Human transgenerational responses to early-life experience: potential impact on development, health and biomedical research
2014 (English)In: Journal of Medical Genetics, ISSN 1468-6244, E-ISSN 1468-6244, Vol. 51, no 9, 563-572 p.Article in journal (Refereed) Published
Mammalian experiments provide clear evidence of male line transgenerational effects on health and development from paternal or ancestral early-life exposures such as diet or stress. The few human observational studies to date suggest (male line) transgenerational effects exist that cannot easily be attributed to cultural and/or genetic inheritance. Here we summarise relevant studies, drawing attention to exposure sensitive periods in early life and sex differences in transmission and offspring outcomes. Thus, variation, or changes, in the parental/ancestral environment may influence phenotypic variation for better or worse in the next generation(s), and so contribute to common, non-communicable disease risk including sex differences. We argue that life-course epidemiology should be reframed to include exposures from previous generations, keeping an open mind as to the mechanisms that transmit this information to offspring. Finally, we discuss animal experiments, including the role of epigenetic inheritance and non-coding RNAs, in terms of what lessons can be learnt for designing and interpreting human studies. This review was developed initially as a position paper by the multidisciplinary Network in Epigenetic Epidemiology to encourage transgenerational research in human cohorts.
Place, publisher, year, edition, pages
2014. Vol. 51, no 9, 563-572 p.
Epigenetics, epigenetic epidemiology, miRNAs, overkalix, transgenerational
Public Health, Global Health, Social Medicine and Epidemiology
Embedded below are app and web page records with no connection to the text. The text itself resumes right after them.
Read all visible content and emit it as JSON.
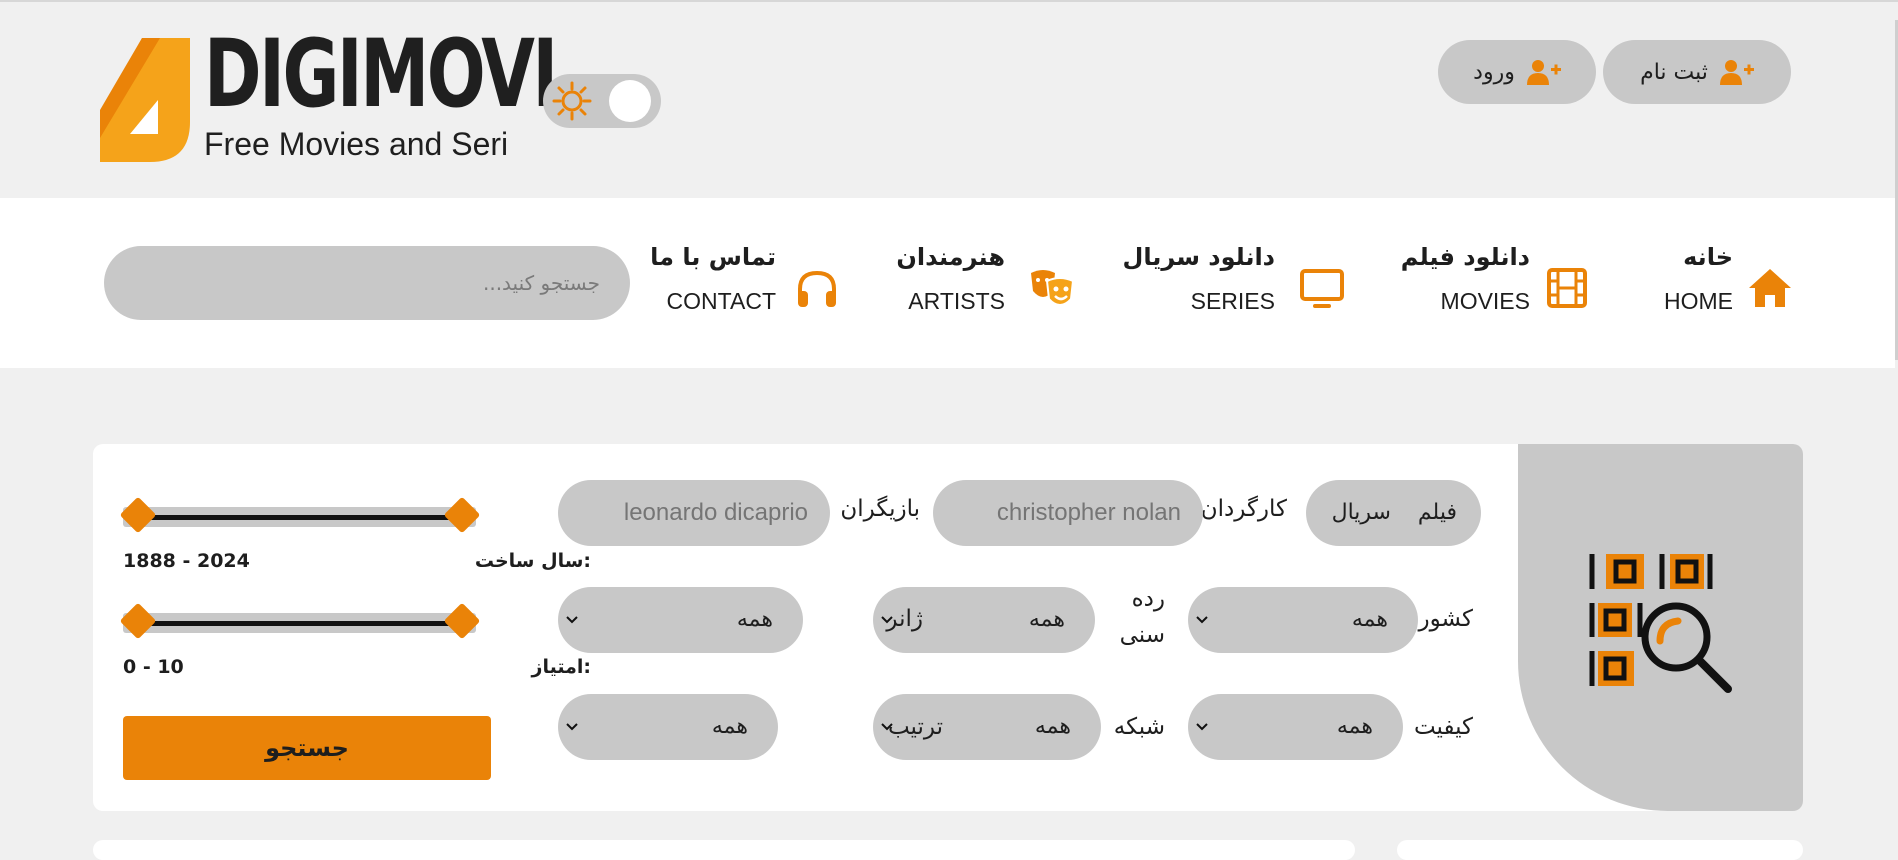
{
  "brand": {
    "name": "DIGIMOVI",
    "tagline": "Free Movies and Seri",
    "accent": "#EA8308"
  },
  "auth": {
    "register_label": "ثبت نام",
    "login_label": "ورود"
  },
  "nav": {
    "items": [
      {
        "fa": "خانه",
        "en": "HOME",
        "icon": "home-icon"
      },
      {
        "fa": "دانلود فیلم",
        "en": "MOVIES",
        "icon": "film-icon"
      },
      {
        "fa": "دانلود سریال",
        "en": "SERIES",
        "icon": "tv-icon"
      },
      {
        "fa": "هنرمندان",
        "en": "ARTISTS",
        "icon": "theater-masks-icon"
      },
      {
        "fa": "تماس با ما",
        "en": "CONTACT",
        "icon": "headphones-icon"
      }
    ],
    "search_placeholder": "جستجو کنید..."
  },
  "filters": {
    "type_options": [
      "فیلم",
      "سریال"
    ],
    "director_label": "کارگردان",
    "director_placeholder": "christopher nolan",
    "actors_label": "بازیگران",
    "actors_placeholder": "leonardo dicaprio",
    "country_label": "کشور",
    "country_value": "همه",
    "age_label_line1": "رده",
    "age_label_line2": "سنی",
    "age_value": "همه",
    "genre_label": "ژانر",
    "genre_value": "همه",
    "quality_label": "کیفیت",
    "quality_value": "همه",
    "network_label": "شبکه",
    "network_value": "همه",
    "sort_label": "ترتیب",
    "sort_value": "همه",
    "year_label": "سال ساخت:",
    "year_range": "1888 - 2024",
    "year_min": 1888,
    "year_max": 2024,
    "score_label": "امتیاز:",
    "score_range": "0 - 10",
    "score_min": 0,
    "score_max": 10,
    "search_button": "جستجو"
  }
}
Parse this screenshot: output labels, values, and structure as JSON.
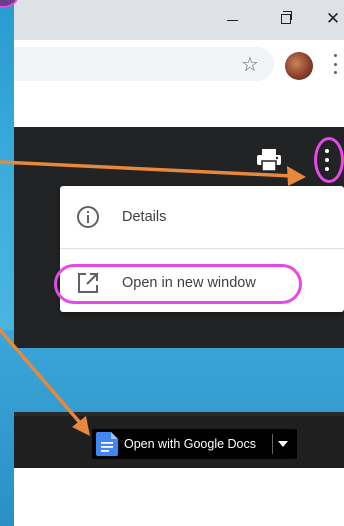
{
  "titlebar": {
    "controls": [
      "minimize",
      "maximize",
      "close"
    ]
  },
  "toolbar": {
    "icons": [
      "star-icon",
      "avatar",
      "more-vert-icon"
    ]
  },
  "viewer": {
    "icons": [
      "print-icon",
      "more-vert-icon"
    ],
    "menu": {
      "items": [
        {
          "label": "Details",
          "icon": "info-icon"
        },
        {
          "label": "Open in new window",
          "icon": "open-in-new-icon"
        }
      ]
    }
  },
  "bottom_bar": {
    "open_with_label": "Open with Google Docs",
    "icon": "google-docs-icon"
  },
  "colors": {
    "annotation_pink": "#e64ae6",
    "arrow_orange": "#e8883a",
    "docs_blue": "#4285f4",
    "viewer_dark": "#222325"
  }
}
IdentifiersURN: urn:nbn:se:su:diva-107715DOI: 10.1136/jmedgenet-2014-102577PubMedID: 25062846OAI: oai:DiVA.org:su-107715DiVA: diva2:749668
ProjectsNetwork in Epigenetic Epidemiology